CHEF CHRISTIAN BRINGS STUNNING NEW
FLAVORS TO THE TABLE
It is rare that food is so well plated, so beautifully presented, that you feel like you are disturbing a work of art when you start to eat. But that is part of what makes dining at TUR Kitchen an experience, as well as a meal. The cuisine of Chef Christian Chirino is simply lovely to look at.
TUR describes itself as a bastion of Mediterranean food, but that reference hardly does it credit. As for its regional identity, it is far more than oil, bread, and pasta; in fact, there is no pasta here, or anything else from the Western end of the Mediterranean (Italy, France, Spain). This is Eastern Mediterranean, with dishes inspired by the Greek highlands, or Turkey, or Lebanon – meats and fruits and mashed chickpeas, with just enough seafood to keep it coastal. And what Chef Christian does with that regional palate is as artful as how the food is displayed.

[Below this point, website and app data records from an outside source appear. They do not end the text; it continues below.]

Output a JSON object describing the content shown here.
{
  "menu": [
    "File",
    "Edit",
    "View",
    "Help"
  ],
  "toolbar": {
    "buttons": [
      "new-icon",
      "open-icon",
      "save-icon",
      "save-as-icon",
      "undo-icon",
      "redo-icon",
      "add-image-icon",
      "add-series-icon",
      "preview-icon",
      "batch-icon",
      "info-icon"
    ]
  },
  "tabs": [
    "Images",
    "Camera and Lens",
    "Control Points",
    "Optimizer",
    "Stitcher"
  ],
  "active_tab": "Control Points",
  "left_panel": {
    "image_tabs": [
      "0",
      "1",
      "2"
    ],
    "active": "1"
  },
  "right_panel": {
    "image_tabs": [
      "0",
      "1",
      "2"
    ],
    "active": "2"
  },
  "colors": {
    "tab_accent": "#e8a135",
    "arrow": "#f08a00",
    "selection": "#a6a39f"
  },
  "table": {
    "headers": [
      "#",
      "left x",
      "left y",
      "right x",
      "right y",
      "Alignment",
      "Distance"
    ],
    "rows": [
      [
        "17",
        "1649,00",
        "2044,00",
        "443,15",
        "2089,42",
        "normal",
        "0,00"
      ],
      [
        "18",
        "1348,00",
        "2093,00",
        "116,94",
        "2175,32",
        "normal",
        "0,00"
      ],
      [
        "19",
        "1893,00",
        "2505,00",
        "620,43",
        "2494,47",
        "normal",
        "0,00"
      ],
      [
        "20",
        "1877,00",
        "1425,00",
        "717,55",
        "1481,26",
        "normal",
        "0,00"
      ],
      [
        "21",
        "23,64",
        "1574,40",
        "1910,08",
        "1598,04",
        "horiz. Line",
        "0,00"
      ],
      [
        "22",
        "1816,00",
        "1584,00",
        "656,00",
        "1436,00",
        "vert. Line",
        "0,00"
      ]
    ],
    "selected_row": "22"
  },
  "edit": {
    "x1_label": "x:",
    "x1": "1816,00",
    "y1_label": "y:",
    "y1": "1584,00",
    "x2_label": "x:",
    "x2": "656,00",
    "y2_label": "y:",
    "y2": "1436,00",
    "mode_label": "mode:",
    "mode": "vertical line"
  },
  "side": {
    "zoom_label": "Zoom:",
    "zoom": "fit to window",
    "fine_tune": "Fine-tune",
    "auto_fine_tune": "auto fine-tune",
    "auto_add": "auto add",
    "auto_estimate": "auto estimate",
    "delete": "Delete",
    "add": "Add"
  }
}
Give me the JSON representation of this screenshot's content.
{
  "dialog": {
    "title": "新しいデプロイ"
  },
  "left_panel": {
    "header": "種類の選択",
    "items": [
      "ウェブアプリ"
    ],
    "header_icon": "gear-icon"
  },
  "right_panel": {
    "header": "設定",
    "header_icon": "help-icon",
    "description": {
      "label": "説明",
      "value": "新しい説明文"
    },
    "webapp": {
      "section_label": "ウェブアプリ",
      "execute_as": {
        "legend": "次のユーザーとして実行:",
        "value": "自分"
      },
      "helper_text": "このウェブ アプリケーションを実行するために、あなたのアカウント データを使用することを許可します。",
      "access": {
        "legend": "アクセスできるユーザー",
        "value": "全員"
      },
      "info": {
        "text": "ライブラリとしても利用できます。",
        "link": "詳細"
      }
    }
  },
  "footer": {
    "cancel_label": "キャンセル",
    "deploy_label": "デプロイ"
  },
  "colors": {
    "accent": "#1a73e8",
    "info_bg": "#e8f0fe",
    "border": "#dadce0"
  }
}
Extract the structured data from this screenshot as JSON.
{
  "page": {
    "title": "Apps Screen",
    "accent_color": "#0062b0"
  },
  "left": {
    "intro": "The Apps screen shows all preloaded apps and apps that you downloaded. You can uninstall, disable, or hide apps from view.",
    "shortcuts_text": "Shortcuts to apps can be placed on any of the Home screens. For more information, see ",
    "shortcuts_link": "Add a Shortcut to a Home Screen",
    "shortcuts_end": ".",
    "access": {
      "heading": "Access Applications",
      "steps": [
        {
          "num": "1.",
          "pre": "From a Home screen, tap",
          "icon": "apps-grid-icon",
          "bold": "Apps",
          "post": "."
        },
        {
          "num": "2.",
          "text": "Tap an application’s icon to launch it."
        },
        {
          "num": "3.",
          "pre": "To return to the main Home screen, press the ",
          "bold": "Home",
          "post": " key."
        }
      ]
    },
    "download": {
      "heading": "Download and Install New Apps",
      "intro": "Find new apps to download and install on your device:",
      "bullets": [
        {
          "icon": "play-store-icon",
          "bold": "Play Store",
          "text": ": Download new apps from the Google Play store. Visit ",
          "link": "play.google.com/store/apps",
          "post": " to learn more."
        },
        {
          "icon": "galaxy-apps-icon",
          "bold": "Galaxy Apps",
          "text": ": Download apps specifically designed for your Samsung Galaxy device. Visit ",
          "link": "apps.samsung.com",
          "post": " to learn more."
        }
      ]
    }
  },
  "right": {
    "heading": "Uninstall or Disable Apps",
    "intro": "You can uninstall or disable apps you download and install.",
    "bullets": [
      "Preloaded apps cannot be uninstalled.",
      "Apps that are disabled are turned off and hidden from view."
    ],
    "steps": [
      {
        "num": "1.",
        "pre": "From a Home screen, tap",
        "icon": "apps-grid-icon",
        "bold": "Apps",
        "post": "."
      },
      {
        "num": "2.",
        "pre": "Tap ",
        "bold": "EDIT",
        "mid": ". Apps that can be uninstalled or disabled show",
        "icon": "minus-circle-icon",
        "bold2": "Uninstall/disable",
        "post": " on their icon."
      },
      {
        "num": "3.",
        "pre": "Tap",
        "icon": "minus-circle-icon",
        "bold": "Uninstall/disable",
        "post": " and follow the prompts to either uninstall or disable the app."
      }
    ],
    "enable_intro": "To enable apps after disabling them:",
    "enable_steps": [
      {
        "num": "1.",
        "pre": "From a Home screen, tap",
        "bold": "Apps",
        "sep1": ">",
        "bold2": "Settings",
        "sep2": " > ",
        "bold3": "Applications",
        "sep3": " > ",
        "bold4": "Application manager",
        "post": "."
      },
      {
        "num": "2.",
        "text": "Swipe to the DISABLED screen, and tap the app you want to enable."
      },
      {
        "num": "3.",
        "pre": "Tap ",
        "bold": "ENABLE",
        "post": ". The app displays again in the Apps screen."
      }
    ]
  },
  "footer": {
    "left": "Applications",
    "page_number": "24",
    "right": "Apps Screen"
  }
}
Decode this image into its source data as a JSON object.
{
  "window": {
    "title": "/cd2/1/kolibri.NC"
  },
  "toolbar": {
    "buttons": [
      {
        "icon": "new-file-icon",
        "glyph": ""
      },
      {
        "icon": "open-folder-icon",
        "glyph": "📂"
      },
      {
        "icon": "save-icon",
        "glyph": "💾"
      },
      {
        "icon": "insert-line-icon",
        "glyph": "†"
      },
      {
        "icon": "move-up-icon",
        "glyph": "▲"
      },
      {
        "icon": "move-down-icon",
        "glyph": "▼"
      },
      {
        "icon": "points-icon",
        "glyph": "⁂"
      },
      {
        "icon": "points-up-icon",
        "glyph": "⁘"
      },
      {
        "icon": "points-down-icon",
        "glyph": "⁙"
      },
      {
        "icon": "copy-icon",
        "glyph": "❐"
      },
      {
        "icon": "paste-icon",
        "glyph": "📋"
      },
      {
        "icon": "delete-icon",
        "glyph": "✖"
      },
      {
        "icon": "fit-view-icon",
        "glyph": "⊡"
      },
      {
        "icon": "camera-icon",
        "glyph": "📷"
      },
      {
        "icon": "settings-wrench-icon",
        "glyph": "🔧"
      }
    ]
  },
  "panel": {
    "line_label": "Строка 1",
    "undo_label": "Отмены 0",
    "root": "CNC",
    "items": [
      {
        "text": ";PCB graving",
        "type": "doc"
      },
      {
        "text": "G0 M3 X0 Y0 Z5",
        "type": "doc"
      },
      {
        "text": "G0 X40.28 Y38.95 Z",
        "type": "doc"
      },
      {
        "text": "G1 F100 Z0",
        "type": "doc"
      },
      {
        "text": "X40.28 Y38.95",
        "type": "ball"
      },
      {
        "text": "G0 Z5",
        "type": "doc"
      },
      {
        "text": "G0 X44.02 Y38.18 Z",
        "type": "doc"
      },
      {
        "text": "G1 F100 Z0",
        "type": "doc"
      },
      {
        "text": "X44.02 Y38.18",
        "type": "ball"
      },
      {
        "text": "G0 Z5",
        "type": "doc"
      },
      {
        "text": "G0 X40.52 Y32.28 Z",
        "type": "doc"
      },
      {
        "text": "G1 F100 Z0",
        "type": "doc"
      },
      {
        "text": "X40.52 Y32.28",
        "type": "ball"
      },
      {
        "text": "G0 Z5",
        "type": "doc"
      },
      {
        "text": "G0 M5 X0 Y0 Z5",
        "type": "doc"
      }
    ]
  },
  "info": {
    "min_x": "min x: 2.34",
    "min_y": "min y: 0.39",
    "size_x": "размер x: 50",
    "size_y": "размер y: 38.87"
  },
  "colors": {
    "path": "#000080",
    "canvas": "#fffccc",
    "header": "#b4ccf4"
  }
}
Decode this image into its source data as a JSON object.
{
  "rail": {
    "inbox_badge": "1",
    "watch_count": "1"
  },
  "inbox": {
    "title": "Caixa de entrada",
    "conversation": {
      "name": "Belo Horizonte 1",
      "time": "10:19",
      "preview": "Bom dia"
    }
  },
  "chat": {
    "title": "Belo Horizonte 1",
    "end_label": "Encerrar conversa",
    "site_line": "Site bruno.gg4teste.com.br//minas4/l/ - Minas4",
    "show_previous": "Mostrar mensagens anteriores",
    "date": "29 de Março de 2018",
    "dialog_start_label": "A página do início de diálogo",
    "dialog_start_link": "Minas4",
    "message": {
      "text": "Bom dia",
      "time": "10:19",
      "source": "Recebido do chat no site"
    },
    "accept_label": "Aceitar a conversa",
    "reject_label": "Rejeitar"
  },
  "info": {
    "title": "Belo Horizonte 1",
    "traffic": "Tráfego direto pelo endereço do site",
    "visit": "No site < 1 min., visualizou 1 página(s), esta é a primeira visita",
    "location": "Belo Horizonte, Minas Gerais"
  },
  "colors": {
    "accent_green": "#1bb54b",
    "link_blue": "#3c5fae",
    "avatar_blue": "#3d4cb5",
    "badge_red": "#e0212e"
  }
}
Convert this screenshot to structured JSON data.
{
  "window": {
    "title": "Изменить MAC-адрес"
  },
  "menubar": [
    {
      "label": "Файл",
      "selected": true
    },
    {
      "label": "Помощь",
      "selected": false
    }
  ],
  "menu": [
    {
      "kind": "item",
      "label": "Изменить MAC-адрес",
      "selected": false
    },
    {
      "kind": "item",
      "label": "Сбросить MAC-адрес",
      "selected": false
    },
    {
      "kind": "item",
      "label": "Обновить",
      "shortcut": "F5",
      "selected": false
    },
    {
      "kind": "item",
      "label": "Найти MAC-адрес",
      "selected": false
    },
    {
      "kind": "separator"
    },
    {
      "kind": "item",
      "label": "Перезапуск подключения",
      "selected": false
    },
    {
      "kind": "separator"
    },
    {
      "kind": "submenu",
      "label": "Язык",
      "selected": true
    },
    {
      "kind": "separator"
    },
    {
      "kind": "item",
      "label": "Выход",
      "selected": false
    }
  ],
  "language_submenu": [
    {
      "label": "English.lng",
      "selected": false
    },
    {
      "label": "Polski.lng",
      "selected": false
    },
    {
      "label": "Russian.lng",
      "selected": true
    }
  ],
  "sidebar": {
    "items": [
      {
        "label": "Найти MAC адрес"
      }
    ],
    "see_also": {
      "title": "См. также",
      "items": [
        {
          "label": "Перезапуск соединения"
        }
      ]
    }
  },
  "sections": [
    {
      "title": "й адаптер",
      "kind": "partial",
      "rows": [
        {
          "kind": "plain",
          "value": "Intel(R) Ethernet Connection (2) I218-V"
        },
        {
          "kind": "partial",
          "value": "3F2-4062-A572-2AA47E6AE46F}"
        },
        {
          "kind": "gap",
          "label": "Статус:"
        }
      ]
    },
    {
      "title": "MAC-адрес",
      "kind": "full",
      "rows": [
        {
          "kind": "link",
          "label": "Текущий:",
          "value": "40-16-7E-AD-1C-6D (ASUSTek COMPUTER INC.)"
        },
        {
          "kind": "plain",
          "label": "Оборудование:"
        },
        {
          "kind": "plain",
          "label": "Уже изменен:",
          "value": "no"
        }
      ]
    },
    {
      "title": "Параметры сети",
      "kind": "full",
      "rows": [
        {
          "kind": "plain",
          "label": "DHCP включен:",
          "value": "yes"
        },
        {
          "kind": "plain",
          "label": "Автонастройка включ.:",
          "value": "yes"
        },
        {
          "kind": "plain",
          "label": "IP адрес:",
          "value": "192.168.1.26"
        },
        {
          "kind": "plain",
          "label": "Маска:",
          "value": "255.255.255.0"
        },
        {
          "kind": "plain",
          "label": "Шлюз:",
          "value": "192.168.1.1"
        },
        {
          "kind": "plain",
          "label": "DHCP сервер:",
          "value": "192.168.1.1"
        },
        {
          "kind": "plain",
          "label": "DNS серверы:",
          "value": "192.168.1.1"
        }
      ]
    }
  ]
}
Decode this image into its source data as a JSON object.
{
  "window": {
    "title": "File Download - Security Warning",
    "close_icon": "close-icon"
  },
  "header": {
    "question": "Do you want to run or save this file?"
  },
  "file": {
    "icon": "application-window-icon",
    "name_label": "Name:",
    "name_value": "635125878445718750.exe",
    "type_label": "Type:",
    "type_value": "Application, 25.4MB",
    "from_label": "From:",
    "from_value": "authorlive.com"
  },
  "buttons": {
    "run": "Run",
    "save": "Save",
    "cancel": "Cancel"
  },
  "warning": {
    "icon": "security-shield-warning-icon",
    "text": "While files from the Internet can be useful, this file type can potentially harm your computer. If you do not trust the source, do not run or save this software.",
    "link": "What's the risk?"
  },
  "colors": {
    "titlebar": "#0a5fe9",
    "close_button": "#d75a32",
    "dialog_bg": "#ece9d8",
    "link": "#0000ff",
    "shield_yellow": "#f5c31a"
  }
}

One of the signature sharing dishes at TUR is their pides, long thin loaves of Turkish flat bread filled with ingredients like mushrooms, shrimp or cheese. We tried the braised lamb pide, which combined roast lamb with cremini mushrooms, heirloom tomatoes, goat cheese and curry oil. An amazing combination of flavors.
The menu at TUR reflects both seasons and locales. We tried two appetizers, both based on region and freshness. The first was anginares, grilled artichoke with tzatziki (Greek yogurt with cucumber, olive oil, and lemon) dusted with chili powder. Great balance of textures, cool and tart. The second was even better: sauteed squid with
medjool dates, chorizo, grapefruit, cilantro and finally a very Middle Eastern sumac spice. A kaleidoscope of complex tastes creating a new savory experience.
Christian keeps it up with his entrees, which include two succulent lamb dishes. The showstopper is the braised goat, with gnocchi, sundried tomatoes, artichoke, and basil mingling with the soft, stewed meat. A dish you won’t find anywhere else, worth the price of admission alone. The grilled sea bream on its bed of garbanzo puree, with lemon, leeks and fennel topped by red piquillo sauce, is another lovely dish. Utterly fresh and moist, with a delicate crispiness to the skin. And kudos for his entrée ode to vegans: Organic mushrooms, on the same garbanzo bed, with preserved lemon, Aleppo (Syrian) chili and a slide slash of black garlic paste.
The establishment itself feels open and light, with soaring ceilings and raw surfaces in muted tones of grey to accompany the hanging light fixtures. One wall is a glass wine rack (with some nice Greek vintages) that creates another intimate dining space. On another wall is an ultimate shadow box filled with vases, jars of citrus fruit,and dried plant arrangements. Two large screens silently show scenes of the Mediterranean taken by a drone. Calming, really. The kitchen is open to the main dining area, which adds its own sense of warmth and engagement. And, as the weather starts to cool, you can sit outside under the arches in a loggia that lines two sides of the building.
The loggia is also perfect for cocktails. Their signature drinks aim to parallel the Mediterranean cuisine (“Moroccan Nectar,” “Summer in Pompei”), and they are right on trend with a trio of mocktails. We tried the Mediterranean Flower, with non-alcoholic Ghia Apertif, grapefruit, rose water, and sumac. Like TUR, unusual,
compelling and refreshing.
Overall, the food at Tur is both rich and light. That theme carries on with the favorite dessert mille feuille, a raft of flaky dough laced with whipped cream and topped with strawberries that feeds two or three. But it feels almost too French. To stay in the Eastern Med, you can pick Christian’s “kunafa,” a traditional Arabic dessert made with filo pastry soaked in syrup and layered with cheese and pistachios. Theirs is stuffed with a creamy mix of ricotta, buratta and other cheeses, and finished with rose water. Think baklava meets canoli, only better; theirs won MiamiCurated’s best dessert in Miami this past year.